Gathering User Insights
Do you feel like you could do with some insight into your users’ biggest problems, but also their biggest successes using your software? If so, then user interviews are a great way to get deep insights that can actually inform the designs and improvements that you make to your product. In this article, I’m going to discuss how to conduct great user interviews.
Recently, a client of ours asked us if we could redesign the UX of their software, Virtual Summits. Mark, the founder of Virtual Summits Software, said to me, “To inform this process of UX, we’d love it if you could do some user interviews. It would be really great. We could do with good insights, and I think it would really inform your process for design”. I thought it was a brilliant idea.
We jumped straight into this process. I’m going to explain five steps we took that produced a really great process. We got some great insight and it helped us to focus on what improvements to make on the product and it helped us to refine the ICP. In fact, there were a few profiles that we decided not to pursue anymore because the users had the most success with the product for a special kind of ideal customer profile that we decided to hone in on. Thirdly, it helped us to know what not to waste time and energy on. Here’s the process that we used.
1. Planning the logistics
The first step was planning out the logistics. I recommend having somebody who can facilitate this process. This person can reach out to users, ask them for their time, offer them an incentive or a thank you. This could be something like a voucher or a discount because they’re providing valuable insights and voluntarily giving up their time to do so.
Next, you need to set up your systems. Most of that was done with Google Sheets, Google Docs and Google Slides.
2. Defining your segments
Second, you need to define user segments. Mark provided me with another great idea of splitting the interviews into three different types of users. These three user types included:
- New users
- Existing users
- Users that have recently cancelled service or are considering it
This segmentation of users provides further insight into the unique situation and needs of each. In turn, this helps us better provide solutions to their problems and needs.
The booking consisted of using the current email system to set up Zoom calls. We recorded the calls so that we could refer back to them later.
3. Writing your questionnaires
Now, with these three segments, we did three separate questionnaires. It takes time to write great questions because you want to be as clear and concise as possible. By using specific, targeted and open-ended questions, you open yourself up to a greater wealth of knowledge in the answers provided. Using questions that provide scales and different levels of agreement can also help.
Consistency is always key, so keep in mind that it’s beneficial to use a standard question format to be able to compare and contrast answers later on.
4. Conducting your user interviews

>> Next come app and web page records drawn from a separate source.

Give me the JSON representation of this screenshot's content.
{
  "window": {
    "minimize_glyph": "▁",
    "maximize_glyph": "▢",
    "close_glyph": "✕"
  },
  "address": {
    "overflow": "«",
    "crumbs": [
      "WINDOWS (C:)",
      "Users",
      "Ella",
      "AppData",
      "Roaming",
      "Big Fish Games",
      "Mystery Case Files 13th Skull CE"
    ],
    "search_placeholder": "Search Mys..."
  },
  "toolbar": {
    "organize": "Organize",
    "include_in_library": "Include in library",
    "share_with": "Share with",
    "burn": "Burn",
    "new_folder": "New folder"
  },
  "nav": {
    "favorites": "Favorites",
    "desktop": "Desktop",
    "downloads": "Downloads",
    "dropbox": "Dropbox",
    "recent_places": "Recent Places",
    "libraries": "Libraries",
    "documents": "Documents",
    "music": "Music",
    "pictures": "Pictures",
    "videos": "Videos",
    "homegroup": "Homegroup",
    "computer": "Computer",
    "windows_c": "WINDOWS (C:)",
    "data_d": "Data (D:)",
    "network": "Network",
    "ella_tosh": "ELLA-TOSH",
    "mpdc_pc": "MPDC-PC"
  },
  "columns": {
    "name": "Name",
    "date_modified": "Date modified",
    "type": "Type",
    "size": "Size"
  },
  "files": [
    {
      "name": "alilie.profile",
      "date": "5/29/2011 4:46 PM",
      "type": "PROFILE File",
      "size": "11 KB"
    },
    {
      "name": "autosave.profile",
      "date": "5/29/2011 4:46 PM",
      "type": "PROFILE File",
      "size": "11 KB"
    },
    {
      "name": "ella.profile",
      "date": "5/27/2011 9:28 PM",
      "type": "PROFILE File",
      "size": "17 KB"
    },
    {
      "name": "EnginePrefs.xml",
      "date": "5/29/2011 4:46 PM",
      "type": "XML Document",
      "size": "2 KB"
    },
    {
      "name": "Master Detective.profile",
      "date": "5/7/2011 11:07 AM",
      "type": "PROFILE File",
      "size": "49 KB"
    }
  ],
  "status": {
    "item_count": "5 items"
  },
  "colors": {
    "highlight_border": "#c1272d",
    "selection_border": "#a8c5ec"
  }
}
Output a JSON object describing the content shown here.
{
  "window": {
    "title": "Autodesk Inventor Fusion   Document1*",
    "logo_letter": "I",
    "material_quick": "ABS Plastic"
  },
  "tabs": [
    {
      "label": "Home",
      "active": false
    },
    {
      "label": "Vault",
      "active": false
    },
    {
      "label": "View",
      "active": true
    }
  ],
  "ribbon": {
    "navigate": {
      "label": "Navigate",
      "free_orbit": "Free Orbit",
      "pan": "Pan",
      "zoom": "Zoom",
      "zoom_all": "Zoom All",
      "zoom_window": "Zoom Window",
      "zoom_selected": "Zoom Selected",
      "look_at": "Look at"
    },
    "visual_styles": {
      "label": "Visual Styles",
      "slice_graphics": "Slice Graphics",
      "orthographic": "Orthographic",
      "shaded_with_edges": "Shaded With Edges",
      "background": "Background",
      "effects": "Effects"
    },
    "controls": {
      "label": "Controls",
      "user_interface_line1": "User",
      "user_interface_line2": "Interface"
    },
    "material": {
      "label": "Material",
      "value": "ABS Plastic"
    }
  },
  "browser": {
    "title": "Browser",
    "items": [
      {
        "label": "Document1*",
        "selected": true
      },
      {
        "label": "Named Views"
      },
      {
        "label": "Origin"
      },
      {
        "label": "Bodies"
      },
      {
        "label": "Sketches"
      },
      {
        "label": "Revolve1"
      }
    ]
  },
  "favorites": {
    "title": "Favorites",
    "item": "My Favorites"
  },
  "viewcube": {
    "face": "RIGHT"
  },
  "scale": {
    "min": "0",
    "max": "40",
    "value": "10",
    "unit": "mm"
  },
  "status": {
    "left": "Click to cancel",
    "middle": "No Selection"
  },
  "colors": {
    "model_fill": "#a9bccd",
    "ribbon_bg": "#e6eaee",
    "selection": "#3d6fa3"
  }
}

It’s important to avoid yes/no questions. You want questions that provide context, that are open-ended. Try your best to enable your users to elaborate and explain. This could be explaining why problems occurred, difficulties they had and/or what they were trying to achieve.
You may find when you start asking questions, is that some users will easily elaborate and give detailed, long answers. With others, they may be more tight-lipped. They might not give you all the information you need, so try to ask them teaser questions that keep the conversation going. Asking for the who, what, where, why or when can help them expand their answer.
Patience is also key. Don’t worry if there is a moment of silence if the user needs to consider their thoughts or experience before answering. You want to encourage them as best you can and not rush the process, making them feel uncomfortable.
A great way to help the user throughout the interview is to share a screen on the call. This will provide visual prompts and guides to help them in answering the questions.
5. Reviewing your findings with Observations and Insights
Finally, review your findings. Spend some time going through all of the interviews. If you recorded the video calls, you may have video files in addition to your questionnaires, and any written notes/transcripts.
From all of this, you will get various observations and insights. Observations may include thoughts, feelings and/or experiences of your users. Insights will consist of key information such as statistics, data or metrics.
Personally, at the end of this process, I was able to go back to Virtual Summits and explain things such as the reason for x percentage of users cancelling, based on the information gathered.
From these calls, we got three different types of insights at different stages of the consumer lifecycle. This gave us three different areas where we can implement great product designs to improve Virtual Summits Software.
Keep in mind that some answers may be unclear, and each answer is a personal opinion or observation. They’re simply providing useful information, and it is up to you as the professional to take action or not based on that information. Consider recurring issues, or issues unique to users at different stages. Perhaps you may even want to refocus on something that is consistently a positive point amongst the users and improve upon that.
Need a hand?
If you need any help with UX/UI design for your software just reach out to us on our Work With Us page to answer a few questions to make sure we’re a good fit for what you need. That way, you can book a free 15 minute, no-obligation consult with us. Additionally, you can book now right here. We design interfaces that are aligned with business objectives in order to drive growth.
We hope that this article has inspired you to do your own user interviews and that they can help you to improve your product, get more users and grow!